When making a speech at the Sam Adams Award ceremony, an award which is dedicated to whistleblowers, Julian Assange chose to use the WikiLeaks Collateral Murder video footage as a background to the video - the video was then censored.
Digital Journal reported on January 24 that Julian Assange had got hold of a copy of the script for the upcoming Hollywood film about WikiLeaks, "The Fifth Estate."
After reading it, he called it "a massive propaganda attack." Assange stated that among the "controversial and history changing leaks" featured in the film is the implication that Iran is working on a nuclear bomb. Assange immediately rejects such a notion and claims that the film “fans the flames to start a war with Iran.”
Reading from the script, Assange said the opening scene was set inside a military complex in Iran with documents containing nuclear symbols. “How does this have anything to do with us?” Assange asked.
The speech was presented at the Sam Adams Award ceremony, discussing the film and the propaganda emanating from it.
At the time, there was no video available to publish with the article. However, now the video of his speech is available for viewing above.
Assange wished to highlight the importance of whistleblowers, hence the background of this controversial video footage.
The award ceremony was organized by the Oxford Union, who wished to both vet Assange's speech and also to remove the footage in the background. The Oxford Union pulled the live stream of the event and reportedly spent two days substituting the US Army massacre footage with their logo.
They claimed that they feared that the US government would take legal action against them concerning the "copyright" of the footage.
However, WikiLeaks has advised the Union that by both law and practice, the US Government does not claim copyrights on documents or footage that it produces. The Union still continued to censor the video.

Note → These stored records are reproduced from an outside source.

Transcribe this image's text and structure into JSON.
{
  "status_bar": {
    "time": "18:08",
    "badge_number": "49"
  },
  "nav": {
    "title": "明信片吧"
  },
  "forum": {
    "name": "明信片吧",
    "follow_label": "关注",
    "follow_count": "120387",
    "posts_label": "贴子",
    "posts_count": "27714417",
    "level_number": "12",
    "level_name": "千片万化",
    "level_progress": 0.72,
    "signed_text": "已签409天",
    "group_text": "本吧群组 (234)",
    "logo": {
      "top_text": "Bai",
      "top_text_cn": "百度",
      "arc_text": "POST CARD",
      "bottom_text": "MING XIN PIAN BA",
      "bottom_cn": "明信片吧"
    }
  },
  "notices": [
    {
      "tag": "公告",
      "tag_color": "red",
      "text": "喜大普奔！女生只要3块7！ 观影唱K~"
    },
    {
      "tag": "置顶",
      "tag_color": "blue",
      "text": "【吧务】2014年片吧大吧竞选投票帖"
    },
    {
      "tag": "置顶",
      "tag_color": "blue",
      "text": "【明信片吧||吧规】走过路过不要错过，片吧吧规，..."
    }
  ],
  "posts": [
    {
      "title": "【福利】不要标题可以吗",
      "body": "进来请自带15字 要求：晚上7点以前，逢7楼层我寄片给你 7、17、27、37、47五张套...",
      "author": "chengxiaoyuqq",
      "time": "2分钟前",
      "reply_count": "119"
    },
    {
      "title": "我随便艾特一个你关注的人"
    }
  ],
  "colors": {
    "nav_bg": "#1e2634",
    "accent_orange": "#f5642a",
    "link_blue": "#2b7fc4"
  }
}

The censored and edited copy of the video can be viewed here, and basically looks like this:
Julian Assange gives a speech to the Sam Adams Award ceremony - as censored by the Oxford Union.